→ **Records for this exercise**:
━━━━━━━━━━━━━━━━
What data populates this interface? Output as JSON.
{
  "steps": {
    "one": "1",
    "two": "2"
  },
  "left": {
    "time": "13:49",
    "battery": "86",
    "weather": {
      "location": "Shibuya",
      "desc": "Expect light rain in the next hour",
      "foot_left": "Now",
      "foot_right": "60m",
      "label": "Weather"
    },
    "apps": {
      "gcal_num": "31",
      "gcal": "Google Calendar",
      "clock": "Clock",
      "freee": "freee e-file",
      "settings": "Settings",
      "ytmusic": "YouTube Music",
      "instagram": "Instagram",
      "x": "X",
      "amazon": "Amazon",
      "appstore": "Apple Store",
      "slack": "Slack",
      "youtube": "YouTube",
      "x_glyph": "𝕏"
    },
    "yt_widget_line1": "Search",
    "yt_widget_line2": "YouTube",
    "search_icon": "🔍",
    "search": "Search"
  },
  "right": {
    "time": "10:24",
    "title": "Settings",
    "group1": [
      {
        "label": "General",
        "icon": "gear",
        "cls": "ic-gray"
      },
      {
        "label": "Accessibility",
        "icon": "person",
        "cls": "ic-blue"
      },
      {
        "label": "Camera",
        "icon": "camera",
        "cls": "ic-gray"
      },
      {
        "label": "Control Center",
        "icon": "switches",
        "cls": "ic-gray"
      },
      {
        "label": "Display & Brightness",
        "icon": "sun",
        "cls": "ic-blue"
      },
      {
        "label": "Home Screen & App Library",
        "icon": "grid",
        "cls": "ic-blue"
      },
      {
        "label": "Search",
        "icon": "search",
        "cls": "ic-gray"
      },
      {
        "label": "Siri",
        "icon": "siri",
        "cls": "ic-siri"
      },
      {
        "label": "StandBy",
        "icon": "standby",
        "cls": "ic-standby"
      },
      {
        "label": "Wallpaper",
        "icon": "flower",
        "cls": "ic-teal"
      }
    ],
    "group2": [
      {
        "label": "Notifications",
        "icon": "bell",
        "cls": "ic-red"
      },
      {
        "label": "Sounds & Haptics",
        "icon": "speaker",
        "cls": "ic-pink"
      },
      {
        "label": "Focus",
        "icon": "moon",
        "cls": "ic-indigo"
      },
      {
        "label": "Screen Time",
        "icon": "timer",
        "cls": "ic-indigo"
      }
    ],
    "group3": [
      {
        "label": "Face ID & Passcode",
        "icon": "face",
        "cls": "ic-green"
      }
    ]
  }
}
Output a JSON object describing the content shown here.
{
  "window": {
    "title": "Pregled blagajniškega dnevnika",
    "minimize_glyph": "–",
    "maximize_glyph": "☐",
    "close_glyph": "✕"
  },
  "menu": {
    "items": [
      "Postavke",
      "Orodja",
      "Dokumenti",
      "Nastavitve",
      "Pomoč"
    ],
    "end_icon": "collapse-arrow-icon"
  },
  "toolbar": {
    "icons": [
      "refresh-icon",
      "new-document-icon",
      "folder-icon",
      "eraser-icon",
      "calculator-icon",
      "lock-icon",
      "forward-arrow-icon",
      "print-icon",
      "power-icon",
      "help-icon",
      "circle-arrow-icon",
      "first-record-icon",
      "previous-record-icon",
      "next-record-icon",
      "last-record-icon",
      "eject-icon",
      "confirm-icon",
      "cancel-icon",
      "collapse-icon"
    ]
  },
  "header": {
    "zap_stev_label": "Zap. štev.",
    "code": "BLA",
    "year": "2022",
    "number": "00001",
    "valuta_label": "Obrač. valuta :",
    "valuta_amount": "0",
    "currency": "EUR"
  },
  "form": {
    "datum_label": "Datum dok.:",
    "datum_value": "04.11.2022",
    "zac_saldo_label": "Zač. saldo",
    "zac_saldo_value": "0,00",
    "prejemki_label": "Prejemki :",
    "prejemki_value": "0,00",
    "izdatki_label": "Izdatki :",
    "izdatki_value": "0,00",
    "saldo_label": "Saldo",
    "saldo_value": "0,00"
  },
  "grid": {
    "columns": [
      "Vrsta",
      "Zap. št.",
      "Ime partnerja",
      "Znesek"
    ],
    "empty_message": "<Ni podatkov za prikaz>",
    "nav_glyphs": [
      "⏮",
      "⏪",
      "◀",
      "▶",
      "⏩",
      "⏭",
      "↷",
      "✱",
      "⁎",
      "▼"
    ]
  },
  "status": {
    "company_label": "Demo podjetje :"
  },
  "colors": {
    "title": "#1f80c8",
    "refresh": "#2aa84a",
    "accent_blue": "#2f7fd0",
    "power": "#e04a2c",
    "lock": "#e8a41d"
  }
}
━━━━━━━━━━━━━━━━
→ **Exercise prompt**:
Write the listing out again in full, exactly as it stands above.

→ **Exercise answer**:
What data populates this interface? Output as JSON.
{
  "steps": {
    "one": "1",
    "two": "2"
  },
  "left": {
    "time": "13:49",
    "battery": "86",
    "weather": {
      "location": "Shibuya",
      "desc": "Expect light rain in the next hour",
      "foot_left": "Now",
      "foot_right": "60m",
      "label": "Weather"
    },
    "apps": {
      "gcal_num": "31",
      "gcal": "Google Calendar",
      "clock": "Clock",
      "freee": "freee e-file",
      "settings": "Settings",
      "ytmusic": "YouTube Music",
      "instagram": "Instagram",
      "x": "X",
      "amazon": "Amazon",
      "appstore": "Apple Store",
      "slack": "Slack",
      "youtube": "YouTube",
      "x_glyph": "𝕏"
    },
    "yt_widget_line1": "Search",
    "yt_widget_line2": "YouTube",
    "search_icon": "🔍",
    "search": "Search"
  },
  "right": {
    "time": "10:24",
    "title": "Settings",
    "group1": [
      {
        "label": "General",
        "icon": "gear",
        "cls": "ic-gray"
      },
      {
        "label": "Accessibility",
        "icon": "person",
        "cls": "ic-blue"
      },
      {
        "label": "Camera",
        "icon": "camera",
        "cls": "ic-gray"
      },
      {
        "label": "Control Center",
        "icon": "switches",
        "cls": "ic-gray"
      },
      {
        "label": "Display & Brightness",
        "icon": "sun",
        "cls": "ic-blue"
      },
      {
        "label": "Home Screen & App Library",
        "icon": "grid",
        "cls": "ic-blue"
      },
      {
        "label": "Search",
        "icon": "search",
        "cls": "ic-gray"
      },
      {
        "label": "Siri",
        "icon": "siri",
        "cls": "ic-siri"
      },
      {
        "label": "StandBy",
        "icon": "standby",
        "cls": "ic-standby"
      },
      {
        "label": "Wallpaper",
        "icon": "flower",
        "cls": "ic-teal"
      }
    ],
    "group2": [
      {
        "label": "Notifications",
        "icon": "bell",
        "cls": "ic-red"
      },
      {
        "label": "Sounds & Haptics",
        "icon": "speaker",
        "cls": "ic-pink"
      },
      {
        "label": "Focus",
        "icon": "moon",
        "cls": "ic-indigo"
      },
      {
        "label": "Screen Time",
        "icon": "timer",
        "cls": "ic-indigo"
      }
    ],
    "group3": [
      {
        "label": "Face ID & Passcode",
        "icon": "face",
        "cls": "ic-green"
      }
    ]
  }
}
Output a JSON object describing the content shown here.
{
  "window": {
    "title": "Pregled blagajniškega dnevnika",
    "minimize_glyph": "–",
    "maximize_glyph": "☐",
    "close_glyph": "✕"
  },
  "menu": {
    "items": [
      "Postavke",
      "Orodja",
      "Dokumenti",
      "Nastavitve",
      "Pomoč"
    ],
    "end_icon": "collapse-arrow-icon"
  },
  "toolbar": {
    "icons": [
      "refresh-icon",
      "new-document-icon",
      "folder-icon",
      "eraser-icon",
      "calculator-icon",
      "lock-icon",
      "forward-arrow-icon",
      "print-icon",
      "power-icon",
      "help-icon",
      "circle-arrow-icon",
      "first-record-icon",
      "previous-record-icon",
      "next-record-icon",
      "last-record-icon",
      "eject-icon",
      "confirm-icon",
      "cancel-icon",
      "collapse-icon"
    ]
  },
  "header": {
    "zap_stev_label": "Zap. štev.",
    "code": "BLA",
    "year": "2022",
    "number": "00001",
    "valuta_label": "Obrač. valuta :",
    "valuta_amount": "0",
    "currency": "EUR"
  },
  "form": {
    "datum_label": "Datum dok.:",
    "datum_value": "04.11.2022",
    "zac_saldo_label": "Zač. saldo",
    "zac_saldo_value": "0,00",
    "prejemki_label": "Prejemki :",
    "prejemki_value": "0,00",
    "izdatki_label": "Izdatki :",
    "izdatki_value": "0,00",
    "saldo_label": "Saldo",
    "saldo_value": "0,00"
  },
  "grid": {
    "columns": [
      "Vrsta",
      "Zap. št.",
      "Ime partnerja",
      "Znesek"
    ],
    "empty_message": "<Ni podatkov za prikaz>",
    "nav_glyphs": [
      "⏮",
      "⏪",
      "◀",
      "▶",
      "⏩",
      "⏭",
      "↷",
      "✱",
      "⁎",
      "▼"
    ]
  },
  "status": {
    "company_label": "Demo podjetje :"
  },
  "colors": {
    "title": "#1f80c8",
    "refresh": "#2aa84a",
    "accent_blue": "#2f7fd0",
    "power": "#e04a2c",
    "lock": "#e8a41d"
  }
}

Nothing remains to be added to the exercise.